The aim of this module is to challenge and support you to critique and connect ideas of equality, citizenship and empowerment to real world contexts in respect of community organisation and grassroots advocacy. You will gain an understanding of the role that 'community' plays in social change by examining a range of theoretical perspectives associated with power, change and participation. You will synthesise and critically evaluate research, policy and practice evidence regarding an aspect of community-based social change and put these ideas into practice.
This module is not formally a part of the regulated content of the MSW, however the learning in this module will support students' learning in the following Professional Capabilities Framework domains:
|A||Autumn Term 2020-21 to Summer Term 2020-21|
Due to the contested natures of ‘social justice’ and ‘community’, we face significant dilemmas in the application of the principles of social justice to support change in an increasingly unequal world. The aim of this module is to challenge and support you to critique and connect ideas of equality, citizenship and empowerment to real world contexts in respect of community organisation and grassroots advocacy.
This module aims to encourage students to critically engage with some of the key theoretical standpoints informing approaches to community action both within the UK and internationally. You will have the opportunity to consider and critique the viability, sustainability and ethics of particular community-based approaches.This module explores the challenges and contradictions of community development practice in the contemporary context learning from local and more high profile social movements.

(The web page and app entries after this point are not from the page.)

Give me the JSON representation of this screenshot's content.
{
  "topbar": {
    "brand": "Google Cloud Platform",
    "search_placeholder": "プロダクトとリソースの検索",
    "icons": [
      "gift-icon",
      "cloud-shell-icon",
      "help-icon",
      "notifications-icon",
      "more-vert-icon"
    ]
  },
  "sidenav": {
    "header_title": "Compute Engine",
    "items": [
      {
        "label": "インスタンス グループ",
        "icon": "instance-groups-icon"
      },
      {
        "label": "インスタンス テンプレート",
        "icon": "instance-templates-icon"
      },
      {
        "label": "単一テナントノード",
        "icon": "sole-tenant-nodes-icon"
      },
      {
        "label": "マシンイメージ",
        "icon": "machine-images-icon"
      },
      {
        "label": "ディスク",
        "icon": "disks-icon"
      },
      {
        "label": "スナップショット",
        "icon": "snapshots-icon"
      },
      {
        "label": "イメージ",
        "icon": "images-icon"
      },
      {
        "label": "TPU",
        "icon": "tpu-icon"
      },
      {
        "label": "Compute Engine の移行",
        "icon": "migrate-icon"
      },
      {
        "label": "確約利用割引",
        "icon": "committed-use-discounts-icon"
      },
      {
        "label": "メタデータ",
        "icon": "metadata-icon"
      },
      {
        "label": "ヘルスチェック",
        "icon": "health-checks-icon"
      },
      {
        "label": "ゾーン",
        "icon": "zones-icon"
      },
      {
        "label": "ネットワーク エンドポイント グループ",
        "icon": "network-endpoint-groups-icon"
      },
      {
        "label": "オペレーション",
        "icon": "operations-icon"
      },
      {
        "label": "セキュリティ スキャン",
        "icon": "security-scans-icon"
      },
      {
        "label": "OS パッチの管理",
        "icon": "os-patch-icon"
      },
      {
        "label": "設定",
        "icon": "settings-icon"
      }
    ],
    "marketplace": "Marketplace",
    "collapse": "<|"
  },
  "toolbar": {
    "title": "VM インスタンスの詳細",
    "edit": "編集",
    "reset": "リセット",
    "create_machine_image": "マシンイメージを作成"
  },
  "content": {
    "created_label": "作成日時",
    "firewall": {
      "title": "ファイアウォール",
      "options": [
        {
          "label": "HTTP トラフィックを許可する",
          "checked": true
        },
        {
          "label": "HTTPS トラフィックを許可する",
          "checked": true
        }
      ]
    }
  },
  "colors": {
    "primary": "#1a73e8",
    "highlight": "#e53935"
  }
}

In this module you will consider how to work within community settings by looking at local policy and provision; your knowledge will then grow from the local to the global, increasing your cultural awareness.

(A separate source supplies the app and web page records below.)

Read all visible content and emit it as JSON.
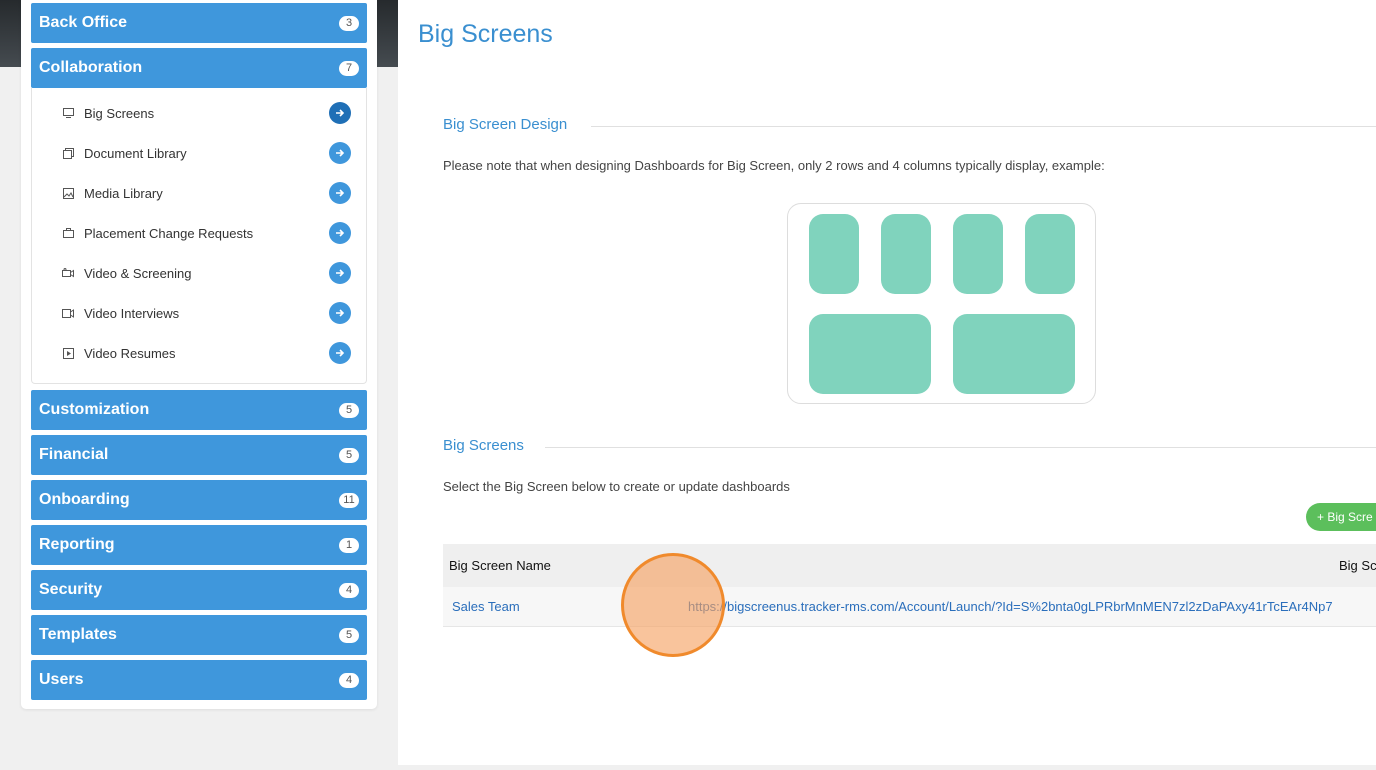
{
  "sidebar": {
    "categories": [
      {
        "label": "Back Office",
        "count": "3"
      },
      {
        "label": "Collaboration",
        "count": "7"
      },
      {
        "label": "Customization",
        "count": "5"
      },
      {
        "label": "Financial",
        "count": "5"
      },
      {
        "label": "Onboarding",
        "count": "11"
      },
      {
        "label": "Reporting",
        "count": "1"
      },
      {
        "label": "Security",
        "count": "4"
      },
      {
        "label": "Templates",
        "count": "5"
      },
      {
        "label": "Users",
        "count": "4"
      }
    ],
    "collaboration_items": [
      {
        "label": "Big Screens",
        "icon": "monitor-icon"
      },
      {
        "label": "Document Library",
        "icon": "documents-icon"
      },
      {
        "label": "Media Library",
        "icon": "image-icon"
      },
      {
        "label": "Placement Change Requests",
        "icon": "briefcase-icon"
      },
      {
        "label": "Video & Screening",
        "icon": "video-camera-icon"
      },
      {
        "label": "Video Interviews",
        "icon": "video-icon"
      },
      {
        "label": "Video Resumes",
        "icon": "play-icon"
      }
    ]
  },
  "main": {
    "title": "Big Screens",
    "design_section": {
      "title": "Big Screen Design",
      "note": "Please note that when designing Dashboards for Big Screen, only 2 rows and 4 columns typically display, example:"
    },
    "screens_section": {
      "title": "Big Screens",
      "note": "Select the Big Screen below to create or update dashboards",
      "add_button": "+ Big Scre"
    },
    "table": {
      "headers": [
        "Big Screen Name",
        "Big Sc"
      ],
      "rows": [
        {
          "name": "Sales Team",
          "url": "https://bigscreenus.tracker-rms.com/Account/Launch/?Id=S%2bnta0gLPRbrMnMEN7zl2zDaPAxy41rTcEAr4Np7"
        }
      ]
    }
  },
  "colors": {
    "accent": "#3f97dc",
    "tile": "#80d3bd",
    "add_button": "#5cbf5c",
    "click_marker": "#f08a2c"
  }
}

By the end of the module you will:
Be able to engage in discussions around the core concepts taught in the module; power, social justice, community and social change.
Have developed a broad understanding of a range of community-based approaches to social change and their theoretical traditions.
Be able to critically evaluate of a range of specific theories and models of practice that are relevant to community-based action and advocacy
Have an awareness of the complex interrelationships between the individual, community, society and state
Use theory in combination with critical reflection to inform your interpretation of the world around them and their approach to working with others.
|Task||Length||% of module mark|
|Departmental - aural assessment
The group project starts at the beginning of the Autumn Term and will be worked on throughout the module. Formative feedback will be given in group workshops and discussions throughout the module. More formal formative feedback will be given in Spring week 10 (see formative assessment).
Reassessment will be required at component level with the critical reflection (final) essay being weighted more heavily to take account of possible failure in the documentary film element.
|Task||Length||% of module mark|
Students will receive formative feedback on their plan for the documentary film during the spring and summer terms through a series of planned submissions
Summative assessment feedback will be given within 4 weeks.
Cornwall, A. (2011) The Participation Reader. London: Zed Books.
Craig, G. & Mayo, M.(eds) (2011) The Community Development Reader: History, Themes and Issues. Bristol: Policy Press.
Dutta, M.,J. (2011) Communicating Social Change. Structure, Culture and Agency. London: Routledge.
Field, J. (2016) Social Capital. London: Routledge.
Gilchrist, A. (2009) The well-Connected Community. Second Edition. Bristol: Policy Press.
Ledwith, M. (2016) Community Development in Action. Putting Freire into Practice. Bristol: Policy Press.
Meader, R. R., Shaw, M. & Banks, S. (eds) (2016) Politics, Power and Community Development. Bristol: Policy Press.
Community Development Journal